| Directions |
An exact copy of the data is needed, but without any of its images.

(Data about app and page elements)
◇ ◇ ◇ ◇ ◇ ◇ ◇

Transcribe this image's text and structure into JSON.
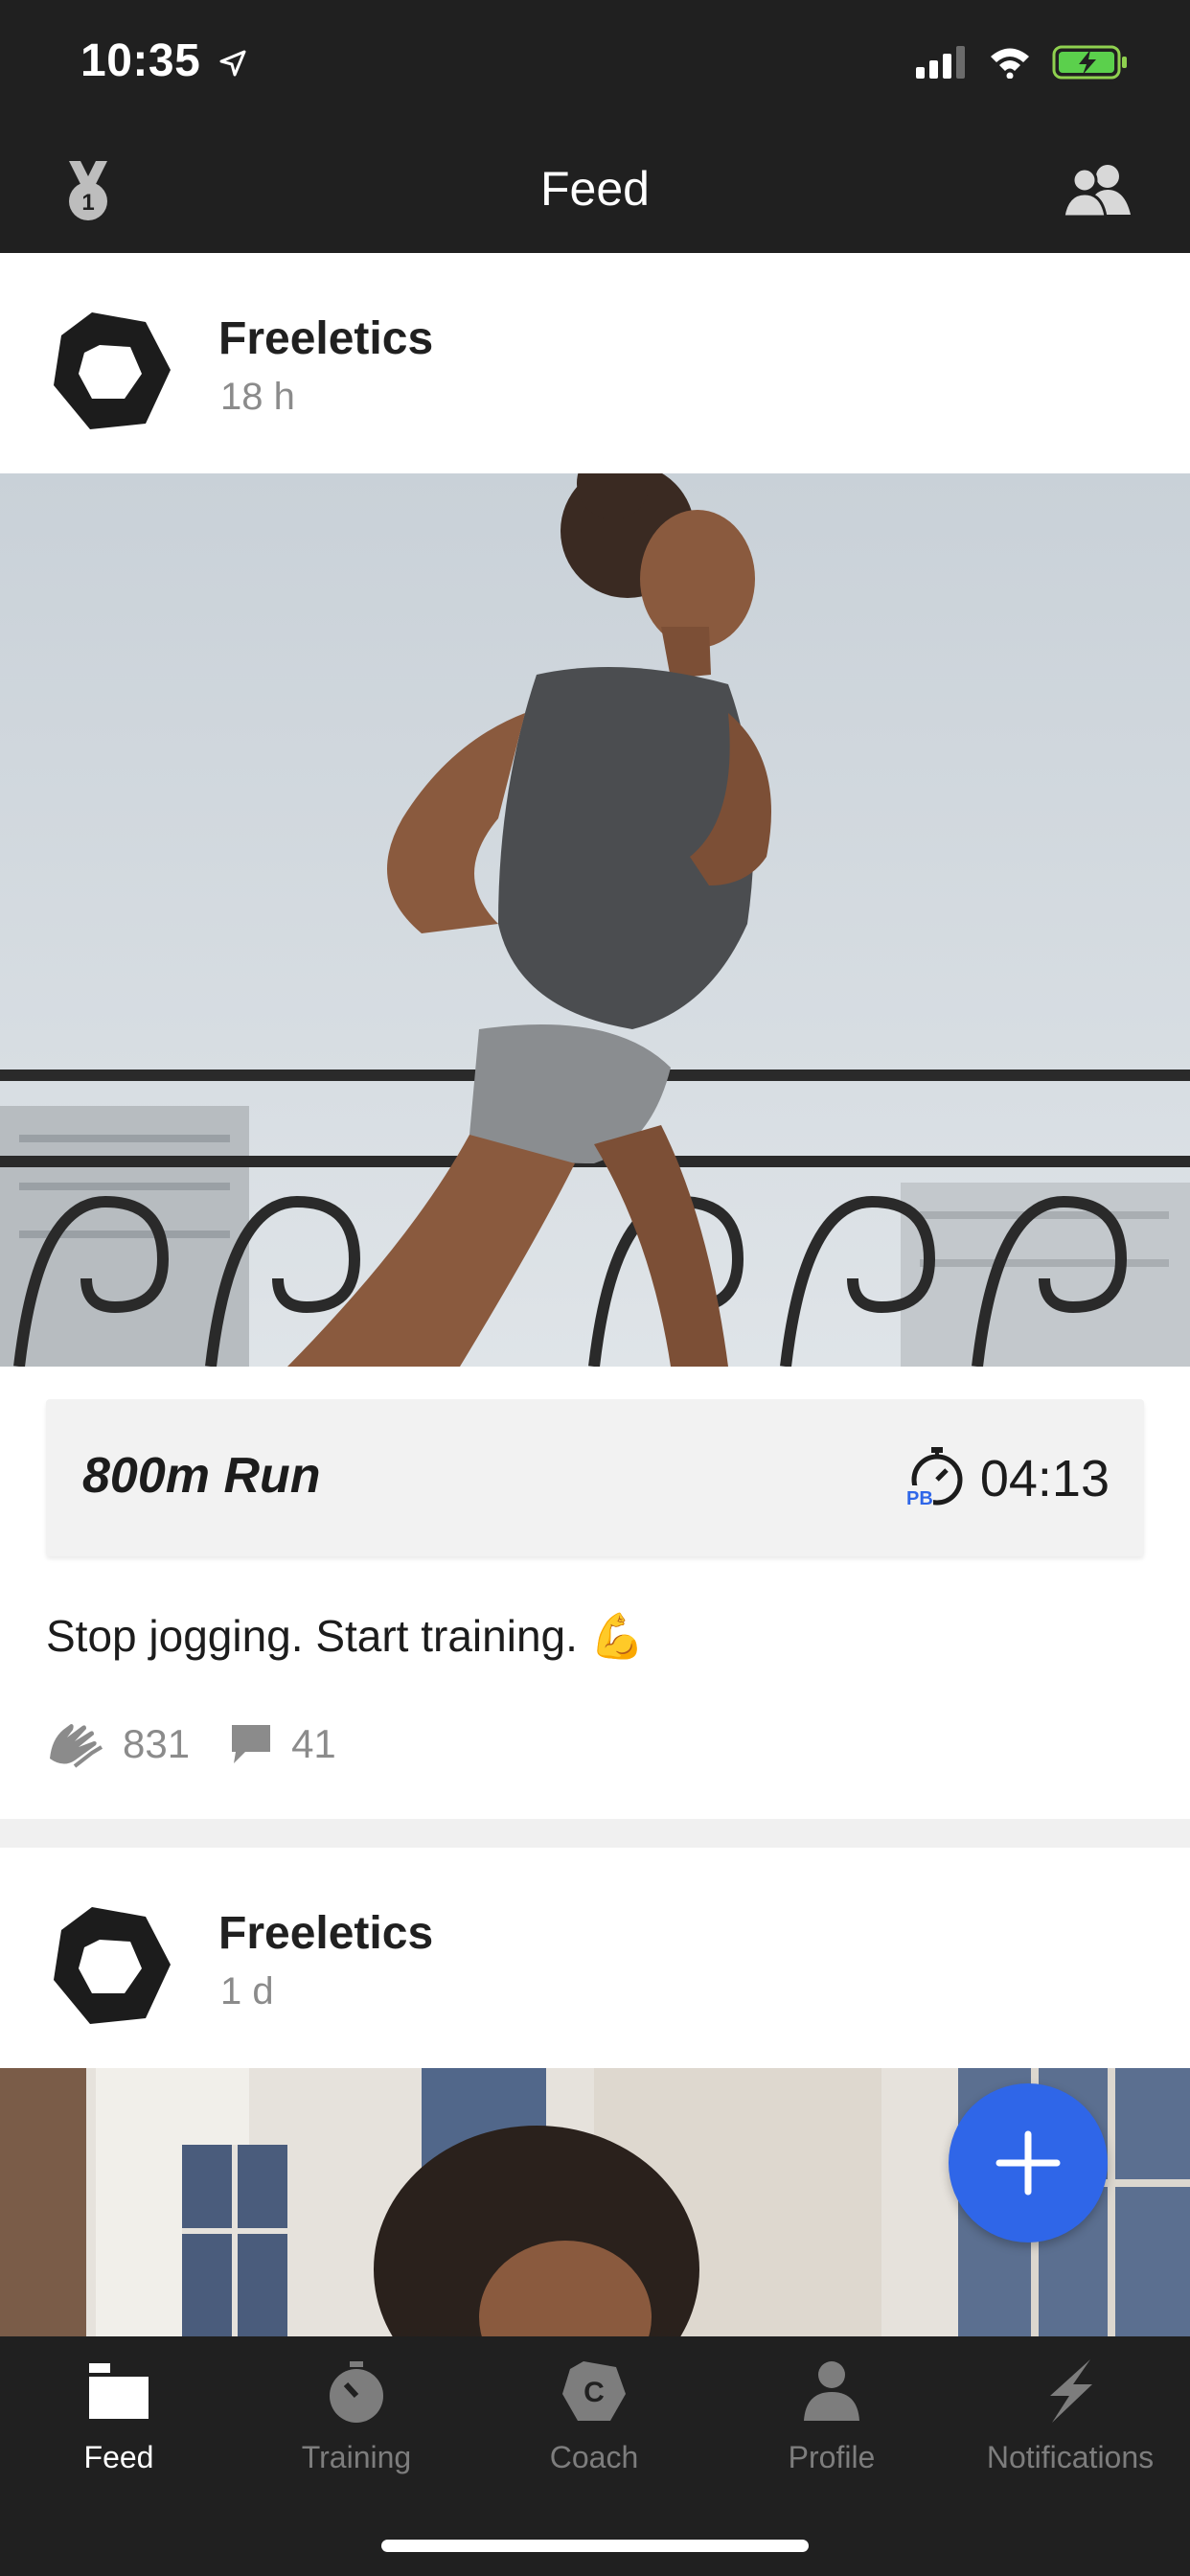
{
  "status_bar": {
    "time": "10:35"
  },
  "header": {
    "title": "Feed"
  },
  "posts": [
    {
      "author": "Freeletics",
      "time_ago": "18 h",
      "workout": {
        "name": "800m Run",
        "duration": "04:13",
        "badge": "PB"
      },
      "caption": "Stop jogging. Start training. 💪",
      "claps": "831",
      "comments": "41"
    },
    {
      "author": "Freeletics",
      "time_ago": "1 d"
    }
  ],
  "fab": {
    "icon": "plus-icon"
  },
  "tabs": [
    {
      "label": "Feed",
      "icon": "feed-icon",
      "active": true
    },
    {
      "label": "Training",
      "icon": "stopwatch-icon",
      "active": false
    },
    {
      "label": "Coach",
      "icon": "coach-icon",
      "active": false
    },
    {
      "label": "Profile",
      "icon": "profile-icon",
      "active": false
    },
    {
      "label": "Notifications",
      "icon": "lightning-icon",
      "active": false
    }
  ],
  "colors": {
    "bar_bg": "#202020",
    "accent": "#2f66e8",
    "muted": "#8b8b8b"
  }
}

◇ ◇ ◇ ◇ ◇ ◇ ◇

| Exercise answer |
Transcribe this image's text and structure into JSON.
{
  "status_bar": {
    "time": "10:35"
  },
  "header": {
    "title": "Feed"
  },
  "posts": [
    {
      "author": "Freeletics",
      "time_ago": "18 h",
      "workout": {
        "name": "800m Run",
        "duration": "04:13",
        "badge": "PB"
      },
      "caption": "Stop jogging. Start training. 💪",
      "claps": "831",
      "comments": "41"
    },
    {
      "author": "Freeletics",
      "time_ago": "1 d"
    }
  ],
  "fab": {
    "icon": "plus-icon"
  },
  "tabs": [
    {
      "label": "Feed",
      "icon": "feed-icon",
      "active": true
    },
    {
      "label": "Training",
      "icon": "stopwatch-icon",
      "active": false
    },
    {
      "label": "Coach",
      "icon": "coach-icon",
      "active": false
    },
    {
      "label": "Profile",
      "icon": "profile-icon",
      "active": false
    },
    {
      "label": "Notifications",
      "icon": "lightning-icon",
      "active": false
    }
  ],
  "colors": {
    "bar_bg": "#202020",
    "accent": "#2f66e8",
    "muted": "#8b8b8b"
  }
}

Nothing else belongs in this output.